According to EddieTrunk.com, Sterling Whitaker of Ultimate Classic Rock spoke with guitarist Joe Bonamassa about the band’s new album, Afterglow, his public feud with Glenn Hughes and whether the band will ever work together again. Portions of the interview appear below.
Ultimate Classic Rock: What was your goal musically going into [Black Country Communion’s] the third album?
Joe Bonamassa: I didn’t really have a whole lot of time to participate on the creative side, the front side of it. I think the first record, you’re writing a book from scratch, or you’re watching a movie and you have no idea how the movie’s gonna end. The second one, you kinda get a glimpse of the ending, but it could be a surprise plot twist. This one, I kinda knew. We’d kind of established a sound.
Glenn came in with some good stems of tunes, some rough sketches of stuff, and when you have an impetus of a song and you throw the five of us in a room, it’s like piranha. We all have a very unique approach to all of the tunes, and it’s very much a collective creative process. Between Kevin Shirley, Glenn, Derek and Jason and me, all of a sudden three hours later you have a track.
I think the record came out great. It’s definitely something to be proud of.
Joe Bonamassa: Probably not. At least, not with me. You know, the deal was, three years ago when this thing started, everybody had day jobs. Everybody has a good day job. I tour the Spring and the Fall, religiously. And I’m not gonna be bullied into doing something.

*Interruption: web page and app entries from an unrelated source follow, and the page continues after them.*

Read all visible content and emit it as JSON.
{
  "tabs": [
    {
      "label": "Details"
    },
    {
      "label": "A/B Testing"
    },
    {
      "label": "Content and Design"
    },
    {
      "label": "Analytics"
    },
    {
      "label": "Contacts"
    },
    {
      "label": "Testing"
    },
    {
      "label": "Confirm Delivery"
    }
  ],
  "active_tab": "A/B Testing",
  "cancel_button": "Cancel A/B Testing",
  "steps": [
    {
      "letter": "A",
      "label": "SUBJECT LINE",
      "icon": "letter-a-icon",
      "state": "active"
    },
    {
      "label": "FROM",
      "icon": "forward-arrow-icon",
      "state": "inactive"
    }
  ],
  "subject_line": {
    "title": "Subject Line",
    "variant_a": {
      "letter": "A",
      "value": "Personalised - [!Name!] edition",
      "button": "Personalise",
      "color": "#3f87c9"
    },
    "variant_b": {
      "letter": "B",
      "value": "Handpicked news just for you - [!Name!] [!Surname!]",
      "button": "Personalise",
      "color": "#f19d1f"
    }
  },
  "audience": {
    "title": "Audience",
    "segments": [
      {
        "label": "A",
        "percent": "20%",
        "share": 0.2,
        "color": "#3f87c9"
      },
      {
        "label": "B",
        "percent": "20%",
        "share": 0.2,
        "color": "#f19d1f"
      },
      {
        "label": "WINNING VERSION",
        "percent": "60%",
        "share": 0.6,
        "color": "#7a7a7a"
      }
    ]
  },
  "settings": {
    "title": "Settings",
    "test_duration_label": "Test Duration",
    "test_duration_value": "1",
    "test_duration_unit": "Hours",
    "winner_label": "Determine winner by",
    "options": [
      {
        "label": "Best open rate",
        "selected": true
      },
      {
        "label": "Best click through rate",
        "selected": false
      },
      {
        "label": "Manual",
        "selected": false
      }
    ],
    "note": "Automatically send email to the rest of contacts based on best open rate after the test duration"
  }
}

Whether Glenn wants to do more touring or not, that’s for him to decide. But it’s not for him to decide for me.
Ultimate Classic Rock: He has said this might be the last Black Country Communion record if that doesn’t happen. Do you believe this is the last album?
Joe Bonamassa: You know what, never say never, ’cause I’ve seen s— in this business that defies logic, and you have, too. (Laughs). Every day, stuff that defies logic. And I think a lot of it was just unneeded windup and bullying, to be honest with you.
Ultimate Classic Rock: This band has always engaged in a fair amount of using Twitter to communicate its inner workings. Do you actually go to one another and talk when there are issues, or do you just go straight to Twitter and vent?
Joe Bonamassa: You know, I wish he would have called me. My number has been the same since 2001. Anyway, it is what it is at this point in time. There’s an agenda above and beyond things, sometimes. And that’s not for me to participate in.
Ultimate Classic Rock: What will happen, then, to promote the new record? Will there be some limited touring?
Joe Bonamassa: No. Not with me. I start next week on my own in Dallas, and then I’m out until the end of the year. As far as I’m concerned, he’s done enough to promote this thing in the wrong way, and what are you gonna do? I didn’t do the press tour.
Ultimate Classic Rock: Is there anything else you want to say about the new record?
Joe Bonamassa: I think it’s a good record that’s unfortunately been tainted by all this amateur hour type of interview skills. I just think it’s a good record that’s been tainted. But I think people will enjoy it, and I’m not saying it’s the last one. I think Glenn will come to . . . he needs to have a little reality check, and that’s fine. We all love him, and we’ll forgive him. And it doesn’t diminish the fact that he’s a world class singer, a world class writer and a world class bass player.
Read more at ultimateclassicrock.com.
Black Country Communion’s third album, Afterglow, is out and available for purchase now.